[To do] Gather all lines from the material that contain the word "Jobs".

[Dataset excerpts]
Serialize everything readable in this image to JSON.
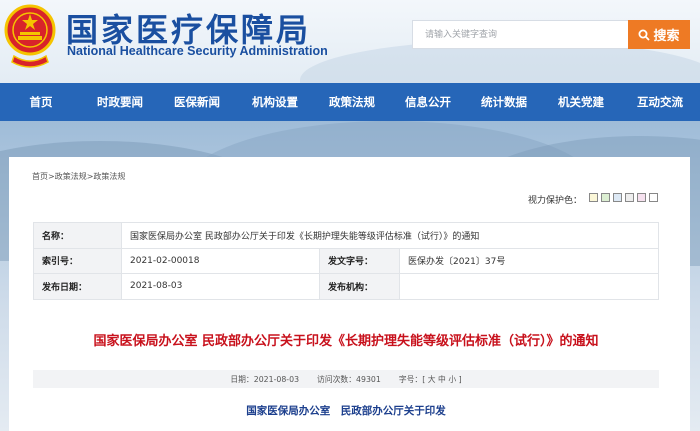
{
  "header": {
    "title": "国家医疗保障局",
    "subtitle": "National Healthcare Security Administration",
    "search_placeholder": "请输入关键字查询",
    "search_button": "搜索"
  },
  "nav": {
    "items": [
      "首页",
      "时政要闻",
      "医保新闻",
      "机构设置",
      "政策法规",
      "信息公开",
      "统计数据",
      "机关党建",
      "互动交流"
    ]
  },
  "breadcrumb": {
    "home": "首页",
    "sep1": ">",
    "section": "政策法规",
    "sep2": ">",
    "current": "政策法规"
  },
  "eye_protection": {
    "label": "视力保护色：",
    "colors": [
      "#fbf7d8",
      "#dcefd2",
      "#dde9f5",
      "#eeeeee",
      "#f6e1ef",
      "#ffffff"
    ]
  },
  "info": {
    "name_label": "名称：",
    "name_value": "国家医保局办公室 民政部办公厅关于印发《长期护理失能等级评估标准（试行）》的通知",
    "index_label": "索引号：",
    "index_value": "2021-02-00018",
    "doc_no_label": "发文字号：",
    "doc_no_value": "医保办发〔2021〕37号",
    "date_label": "发布日期：",
    "date_value": "2021-08-03",
    "org_label": "发布机构：",
    "org_value": ""
  },
  "article": {
    "title": "国家医保局办公室 民政部办公厅关于印发《长期护理失能等级评估标准（试行）》的通知",
    "meta_date": "日期：2021-08-03",
    "meta_visits": "访问次数：49301",
    "meta_font_label": "字号：[",
    "meta_font_large": "大",
    "meta_font_medium": "中",
    "meta_font_small": "小",
    "meta_font_close": "]",
    "issuers": "国家医保局办公室　民政部办公厅关于印发"
  },
  "colors": {
    "brand_blue": "#1a4fa0",
    "nav_blue": "#2666b8",
    "search_orange": "#ee7a24",
    "title_red": "#c8111c"
  },
  "icons": {
    "emblem": "national-emblem-icon",
    "search": "search-icon"
  }
}
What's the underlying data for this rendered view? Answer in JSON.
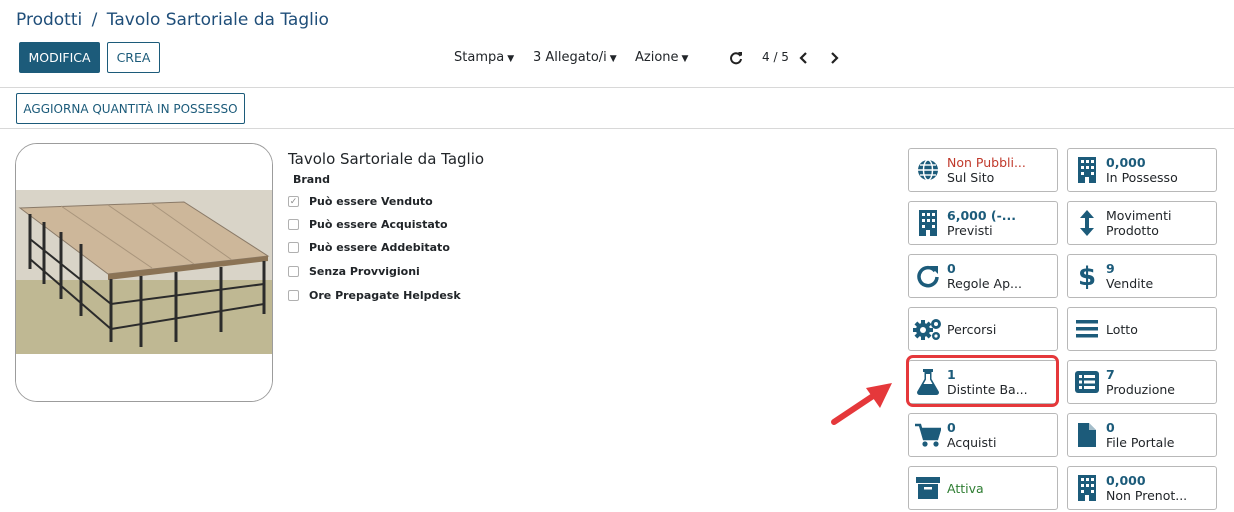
{
  "breadcrumb": {
    "parent": "Prodotti",
    "separator": "/",
    "current": "Tavolo Sartoriale da Taglio"
  },
  "toolbar": {
    "edit": "MODIFICA",
    "create": "CREA",
    "print": "Stampa",
    "attachments": "3 Allegato/i",
    "action": "Azione",
    "pager": "4 / 5"
  },
  "secondary": {
    "update_qty": "AGGIORNA QUANTITÀ IN POSSESSO"
  },
  "product": {
    "name": "Tavolo Sartoriale da Taglio",
    "brand_label": "Brand",
    "options": [
      {
        "label": "Può essere Venduto",
        "checked": true
      },
      {
        "label": "Può essere Acquistato",
        "checked": false
      },
      {
        "label": "Può essere Addebitato",
        "checked": false
      },
      {
        "label": "Senza Provvigioni",
        "checked": false
      },
      {
        "label": "Ore Prepagate Helpdesk",
        "checked": false
      }
    ]
  },
  "smart_buttons": {
    "website": {
      "value": "Non Pubbli...",
      "label": "Sul Sito",
      "icon": "globe-icon"
    },
    "on_hand": {
      "value": "0,000",
      "label": "In Possesso",
      "icon": "building-icon"
    },
    "forecast": {
      "value": "6,000 (-...",
      "label": "Previsti",
      "icon": "building-icon"
    },
    "moves": {
      "line1": "Movimenti",
      "line2": "Prodotto",
      "icon": "arrows-vertical-icon"
    },
    "reorder": {
      "value": "0",
      "label": "Regole Ap...",
      "icon": "refresh-icon"
    },
    "sales": {
      "value": "9",
      "label": "Vendite",
      "icon": "dollar-icon"
    },
    "routes": {
      "label": "Percorsi",
      "icon": "cogs-icon"
    },
    "lots": {
      "label": "Lotto",
      "icon": "bars-icon"
    },
    "bom": {
      "value": "1",
      "label": "Distinte Ba...",
      "icon": "flask-icon"
    },
    "production": {
      "value": "7",
      "label": "Produzione",
      "icon": "list-icon"
    },
    "purchases": {
      "value": "0",
      "label": "Acquisti",
      "icon": "cart-icon"
    },
    "portal_files": {
      "value": "0",
      "label": "File Portale",
      "icon": "file-icon"
    },
    "active": {
      "label": "Attiva",
      "icon": "archive-icon"
    },
    "reserved": {
      "value": "0,000",
      "label": "Non Prenot...",
      "icon": "building-icon"
    }
  },
  "colors": {
    "primary": "#1c5b7a",
    "unpublished": "#c0392b",
    "active": "#2e7d32",
    "highlight": "#e5383b"
  }
}
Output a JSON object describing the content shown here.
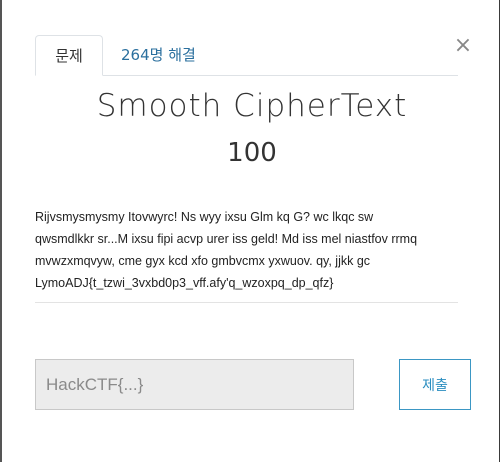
{
  "modal": {
    "tabs": [
      {
        "label": "문제"
      },
      {
        "label": "264명 해결"
      }
    ],
    "close_icon": "×",
    "title": "Smooth CipherText",
    "points": "100",
    "description": "Rijvsmysmysmy Itovwyrc! Ns wyy ixsu Glm kq G? wc lkqc sw qwsmdlkkr sr...M ixsu fipi acvp urer iss geld! Md iss mel niastfov rrmq mvwzxmqvyw, cme gyx kcd xfo gmbvcmx yxwuov. qy, jjkk gc LymoADJ{t_tzwi_3vxbd0p3_vff.afy'q_wzoxpq_dp_qfz}",
    "flag_input": {
      "value": "",
      "placeholder": "HackCTF{...}"
    },
    "submit_label": "제출"
  }
}
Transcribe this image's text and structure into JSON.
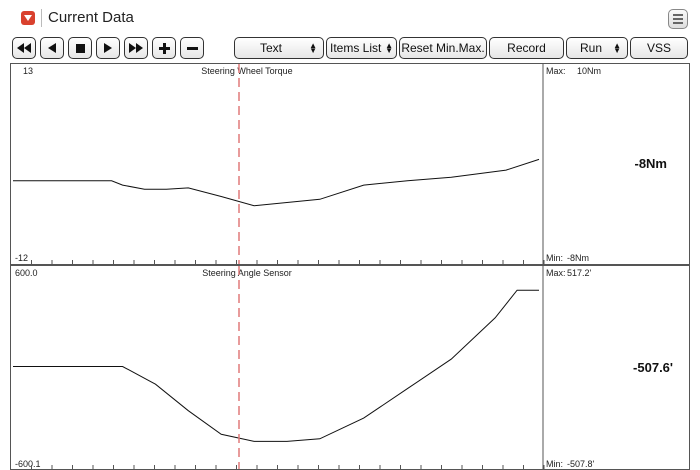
{
  "window": {
    "title": "Current Data"
  },
  "toolbar": {
    "icons": [
      "rewind-icon",
      "step-back-icon",
      "stop-icon",
      "step-forward-icon",
      "fast-forward-icon",
      "zoom-in-icon",
      "zoom-out-icon"
    ],
    "text_label": "Text",
    "items_list_label": "Items List",
    "reset_label": "Reset Min.Max.",
    "record_label": "Record",
    "run_label": "Run",
    "vss_label": "VSS"
  },
  "graph1": {
    "title": "Steering Wheel Torque",
    "y_top": "13",
    "y_bottom": "-12",
    "max_label": "Max:",
    "max_value": "10Nm",
    "min_label": "Min:",
    "min_value": "-8Nm",
    "current_value": "-8Nm"
  },
  "graph2": {
    "title": "Steering Angle Sensor",
    "y_top": "600.0",
    "y_bottom": "-600.1",
    "max_label": "Max:",
    "max_value": "517.2'",
    "min_label": "Min:",
    "min_value": "-507.8'",
    "current_value": "-507.6'"
  },
  "chart_data": [
    {
      "type": "line",
      "title": "Steering Wheel Torque",
      "ylim": [
        -12,
        13
      ],
      "x": [
        0,
        5,
        9,
        10,
        12,
        14,
        16,
        19,
        22,
        28,
        32,
        36,
        40,
        45,
        48
      ],
      "series": [
        {
          "values": [
            -2,
            -2,
            -2,
            -2.6,
            -3.2,
            -3.2,
            -3.0,
            -4.2,
            -5.5,
            -4.6,
            -2.6,
            -2.0,
            -1.5,
            -0.5,
            1.0
          ]
        }
      ]
    },
    {
      "type": "line",
      "title": "Steering Angle Sensor",
      "ylim": [
        -600.1,
        600.0
      ],
      "x": [
        0,
        10,
        13,
        16,
        19,
        22,
        25,
        28,
        32,
        36,
        40,
        44,
        46,
        48
      ],
      "series": [
        {
          "values": [
            0,
            0,
            -120,
            -300,
            -460,
            -507.8,
            -507.8,
            -490,
            -350,
            -150,
            50,
            330,
            517.2,
            517.2
          ]
        }
      ]
    }
  ]
}
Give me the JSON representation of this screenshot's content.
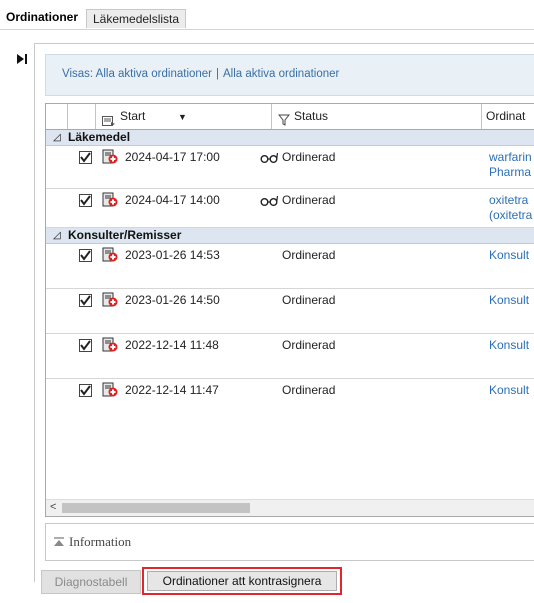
{
  "tabs": [
    {
      "label": "Ordinationer",
      "active": true
    },
    {
      "label": "Läkemedelslista",
      "active": false
    }
  ],
  "filter": {
    "part1": "Visas: Alla aktiva ordinationer",
    "separator": "|",
    "part2": "Alla aktiva ordinationer"
  },
  "grid": {
    "columns": {
      "start": "Start",
      "status": "Status",
      "ordination": "Ordinat"
    },
    "groups": [
      {
        "label": "Läkemedel",
        "rows": [
          {
            "start": "2024-04-17 17:00",
            "status": "Ordinerad",
            "ord_line1": "warfarin",
            "ord_line2": "Pharma",
            "has_glasses": true
          },
          {
            "start": "2024-04-17 14:00",
            "status": "Ordinerad",
            "ord_line1": "oxitetra",
            "ord_line2": "(oxitetra",
            "has_glasses": true
          }
        ]
      },
      {
        "label": "Konsulter/Remisser",
        "rows": [
          {
            "start": "2023-01-26 14:53",
            "status": "Ordinerad",
            "ord_line1": "Konsult"
          },
          {
            "start": "2023-01-26 14:50",
            "status": "Ordinerad",
            "ord_line1": "Konsult"
          },
          {
            "start": "2022-12-14 11:48",
            "status": "Ordinerad",
            "ord_line1": "Konsult"
          },
          {
            "start": "2022-12-14 11:47",
            "status": "Ordinerad",
            "ord_line1": "Konsult"
          }
        ]
      }
    ],
    "scroll_left": "<"
  },
  "info": {
    "label": "Information"
  },
  "buttons": {
    "diagnostabell": "Diagnostabell",
    "kontrasignera": "Ordinationer att kontrasignera"
  },
  "colors": {
    "link": "#2c6fb5",
    "group_bg": "#dde6f0",
    "filter_bg": "#e9f1f7",
    "highlight_border": "#e1262d"
  }
}
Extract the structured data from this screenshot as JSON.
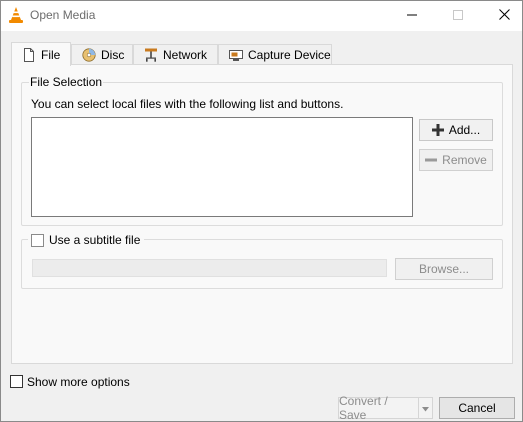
{
  "window": {
    "title": "Open Media",
    "app_icon": "vlc-cone-icon",
    "controls": [
      "minimize-icon",
      "maximize-icon",
      "close-icon"
    ]
  },
  "tabs": [
    {
      "label": "File",
      "icon": "file-icon",
      "active": true
    },
    {
      "label": "Disc",
      "icon": "disc-icon",
      "active": false
    },
    {
      "label": "Network",
      "icon": "network-icon",
      "active": false
    },
    {
      "label": "Capture Device",
      "icon": "capture-device-icon",
      "active": false
    }
  ],
  "file_selection": {
    "group_title": "File Selection",
    "hint": "You can select local files with the following list and buttons.",
    "add_label": "Add...",
    "remove_label": "Remove"
  },
  "subtitle": {
    "checkbox_label": "Use a subtitle file",
    "checked": false,
    "path_value": "",
    "browse_label": "Browse..."
  },
  "footer": {
    "show_more_label": "Show more options",
    "show_more_checked": false,
    "convert_label": "Convert / Save",
    "cancel_label": "Cancel"
  },
  "colors": {
    "vlc_orange": "#f28a00",
    "window_bg": "#f0f0f0",
    "panel_bg": "#f9f9f9",
    "add_icon": "#333333",
    "remove_icon_disabled": "#9a9a9a"
  }
}
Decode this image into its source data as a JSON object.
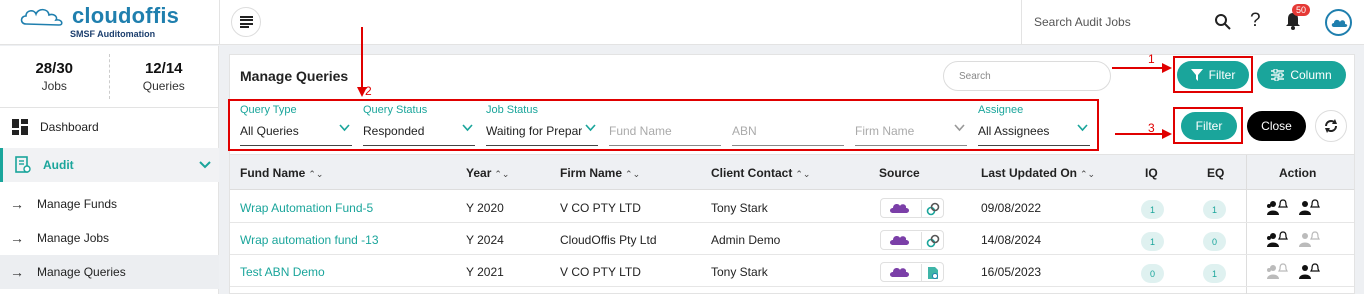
{
  "brand": {
    "name": "cloudoffis",
    "tagline": "SMSF Auditomation"
  },
  "topbar": {
    "search_label": "Search Audit Jobs",
    "notification_count": "50"
  },
  "sidebar": {
    "stats": [
      {
        "value": "28/30",
        "label": "Jobs"
      },
      {
        "value": "12/14",
        "label": "Queries"
      }
    ],
    "items": [
      {
        "label": "Dashboard"
      },
      {
        "label": "Audit"
      },
      {
        "label": "Manage Funds"
      },
      {
        "label": "Manage Jobs"
      },
      {
        "label": "Manage Queries"
      }
    ]
  },
  "page": {
    "title": "Manage Queries",
    "search_placeholder": "Search",
    "filter_button": "Filter",
    "column_button": "Column",
    "apply_filter_button": "Filter",
    "close_button": "Close"
  },
  "filters": {
    "query_type": {
      "label": "Query Type",
      "value": "All Queries"
    },
    "query_status": {
      "label": "Query Status",
      "value": "Responded"
    },
    "job_status": {
      "label": "Job Status",
      "value": "Waiting for Preparer"
    },
    "fund_name": {
      "placeholder": "Fund Name"
    },
    "abn": {
      "placeholder": "ABN"
    },
    "firm_name": {
      "placeholder": "Firm Name"
    },
    "assignee": {
      "label": "Assignee",
      "value": "All Assignees"
    }
  },
  "table": {
    "columns": [
      "Fund Name",
      "Year",
      "Firm Name",
      "Client Contact",
      "Source",
      "Last Updated On",
      "IQ",
      "EQ",
      "Action"
    ],
    "rows": [
      {
        "fund": "Wrap Automation Fund-5",
        "year": "Y 2020",
        "firm": "V CO PTY LTD",
        "contact": "Tony Stark",
        "updated": "09/08/2022",
        "iq": "1",
        "eq": "1"
      },
      {
        "fund": "Wrap automation fund -13",
        "year": "Y 2024",
        "firm": "CloudOffis Pty Ltd",
        "contact": "Admin Demo",
        "updated": "14/08/2024",
        "iq": "1",
        "eq": "0"
      },
      {
        "fund": "Test ABN Demo",
        "year": "Y 2021",
        "firm": "V CO PTY LTD",
        "contact": "Tony Stark",
        "updated": "16/05/2023",
        "iq": "0",
        "eq": "1"
      }
    ]
  },
  "annotations": {
    "one": "1",
    "two": "2",
    "three": "3"
  },
  "colors": {
    "accent": "#1aa59b",
    "brand": "#1f7fae",
    "annotation": "#e00000"
  }
}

[Answer to this exercise]
    "search_label": "Search Audit Jobs",
        "label": "Jobs"
        "label": "Manage Jobs"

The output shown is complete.